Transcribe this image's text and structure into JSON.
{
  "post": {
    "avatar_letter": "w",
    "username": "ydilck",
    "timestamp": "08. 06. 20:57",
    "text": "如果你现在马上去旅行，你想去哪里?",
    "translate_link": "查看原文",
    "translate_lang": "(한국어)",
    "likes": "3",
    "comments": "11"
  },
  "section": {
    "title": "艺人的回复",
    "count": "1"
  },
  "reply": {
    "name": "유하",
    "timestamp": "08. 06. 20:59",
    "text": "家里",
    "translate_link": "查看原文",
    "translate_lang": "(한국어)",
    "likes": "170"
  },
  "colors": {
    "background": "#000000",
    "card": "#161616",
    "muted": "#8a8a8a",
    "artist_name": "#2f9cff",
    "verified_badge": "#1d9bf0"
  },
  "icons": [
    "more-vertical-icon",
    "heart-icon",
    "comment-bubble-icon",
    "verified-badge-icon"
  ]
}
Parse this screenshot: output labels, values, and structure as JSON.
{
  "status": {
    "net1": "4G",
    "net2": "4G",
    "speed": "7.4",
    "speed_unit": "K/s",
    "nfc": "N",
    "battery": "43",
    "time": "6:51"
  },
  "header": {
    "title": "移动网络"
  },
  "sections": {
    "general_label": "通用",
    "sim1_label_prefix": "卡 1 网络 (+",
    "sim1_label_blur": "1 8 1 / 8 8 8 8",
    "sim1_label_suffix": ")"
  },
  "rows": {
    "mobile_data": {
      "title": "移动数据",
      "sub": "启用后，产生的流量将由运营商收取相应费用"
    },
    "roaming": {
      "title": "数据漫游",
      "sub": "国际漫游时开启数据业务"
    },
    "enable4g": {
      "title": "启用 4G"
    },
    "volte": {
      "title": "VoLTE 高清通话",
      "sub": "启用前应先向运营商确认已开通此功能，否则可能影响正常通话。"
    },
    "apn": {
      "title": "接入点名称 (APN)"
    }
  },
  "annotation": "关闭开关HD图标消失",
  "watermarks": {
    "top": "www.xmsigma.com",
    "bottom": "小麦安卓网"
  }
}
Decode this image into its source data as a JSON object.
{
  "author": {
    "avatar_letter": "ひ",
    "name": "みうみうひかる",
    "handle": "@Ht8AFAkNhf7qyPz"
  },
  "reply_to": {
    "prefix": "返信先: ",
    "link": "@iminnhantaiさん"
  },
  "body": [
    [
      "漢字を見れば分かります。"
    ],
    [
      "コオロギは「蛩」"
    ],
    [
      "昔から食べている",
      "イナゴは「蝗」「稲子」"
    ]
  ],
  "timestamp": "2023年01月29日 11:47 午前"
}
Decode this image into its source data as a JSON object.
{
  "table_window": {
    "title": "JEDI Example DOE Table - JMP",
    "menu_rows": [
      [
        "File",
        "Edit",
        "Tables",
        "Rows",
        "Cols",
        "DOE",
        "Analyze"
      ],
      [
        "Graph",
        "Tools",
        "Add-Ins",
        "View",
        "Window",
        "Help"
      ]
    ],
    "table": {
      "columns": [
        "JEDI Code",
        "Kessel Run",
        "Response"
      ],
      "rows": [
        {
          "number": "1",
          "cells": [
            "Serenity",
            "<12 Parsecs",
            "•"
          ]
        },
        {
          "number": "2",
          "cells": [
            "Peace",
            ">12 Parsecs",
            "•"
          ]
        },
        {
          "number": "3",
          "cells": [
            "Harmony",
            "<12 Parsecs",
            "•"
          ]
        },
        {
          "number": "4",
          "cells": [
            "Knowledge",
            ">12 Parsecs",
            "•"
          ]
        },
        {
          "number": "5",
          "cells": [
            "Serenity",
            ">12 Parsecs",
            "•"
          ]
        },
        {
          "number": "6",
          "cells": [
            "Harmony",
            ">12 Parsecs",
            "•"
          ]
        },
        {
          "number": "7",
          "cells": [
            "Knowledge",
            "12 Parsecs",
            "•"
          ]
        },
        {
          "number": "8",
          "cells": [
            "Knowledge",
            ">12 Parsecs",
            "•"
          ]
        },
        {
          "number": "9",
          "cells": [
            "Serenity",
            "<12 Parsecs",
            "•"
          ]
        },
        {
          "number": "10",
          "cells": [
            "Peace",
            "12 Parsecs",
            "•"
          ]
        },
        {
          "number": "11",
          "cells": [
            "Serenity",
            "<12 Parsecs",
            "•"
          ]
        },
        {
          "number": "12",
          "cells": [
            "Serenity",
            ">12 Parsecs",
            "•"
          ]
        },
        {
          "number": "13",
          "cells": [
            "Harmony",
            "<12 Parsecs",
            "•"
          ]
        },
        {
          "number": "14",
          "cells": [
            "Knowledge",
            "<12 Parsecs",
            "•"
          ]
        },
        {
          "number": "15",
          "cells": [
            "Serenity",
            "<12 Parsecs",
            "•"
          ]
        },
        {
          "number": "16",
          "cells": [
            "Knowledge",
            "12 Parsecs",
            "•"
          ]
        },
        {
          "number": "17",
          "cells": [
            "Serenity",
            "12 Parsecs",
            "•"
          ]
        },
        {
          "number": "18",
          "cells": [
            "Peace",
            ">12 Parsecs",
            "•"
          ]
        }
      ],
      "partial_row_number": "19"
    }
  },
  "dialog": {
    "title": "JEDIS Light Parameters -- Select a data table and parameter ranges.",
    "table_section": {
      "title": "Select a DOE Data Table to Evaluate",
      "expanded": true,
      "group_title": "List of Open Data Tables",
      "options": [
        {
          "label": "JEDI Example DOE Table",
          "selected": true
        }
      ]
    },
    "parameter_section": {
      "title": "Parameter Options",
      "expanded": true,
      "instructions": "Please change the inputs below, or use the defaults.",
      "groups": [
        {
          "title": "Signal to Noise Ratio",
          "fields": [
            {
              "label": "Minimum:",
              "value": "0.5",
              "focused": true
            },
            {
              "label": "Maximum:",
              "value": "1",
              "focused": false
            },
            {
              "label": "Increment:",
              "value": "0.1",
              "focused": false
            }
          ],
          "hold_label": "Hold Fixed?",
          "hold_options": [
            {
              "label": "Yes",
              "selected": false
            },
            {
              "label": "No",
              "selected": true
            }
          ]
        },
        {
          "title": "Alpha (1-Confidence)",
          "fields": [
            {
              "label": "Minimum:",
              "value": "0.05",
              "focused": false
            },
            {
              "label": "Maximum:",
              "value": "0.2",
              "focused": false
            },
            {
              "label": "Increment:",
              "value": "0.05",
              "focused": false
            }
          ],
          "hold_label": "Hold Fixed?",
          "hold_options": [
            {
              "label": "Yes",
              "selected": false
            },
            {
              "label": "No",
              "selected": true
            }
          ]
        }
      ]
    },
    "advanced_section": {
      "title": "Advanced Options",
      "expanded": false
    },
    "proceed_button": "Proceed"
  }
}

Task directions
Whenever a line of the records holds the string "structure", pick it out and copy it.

The answer
Transcribe this image's text and structure into JSON.
Parse this screenshot: output labels, values, and structure as JSON.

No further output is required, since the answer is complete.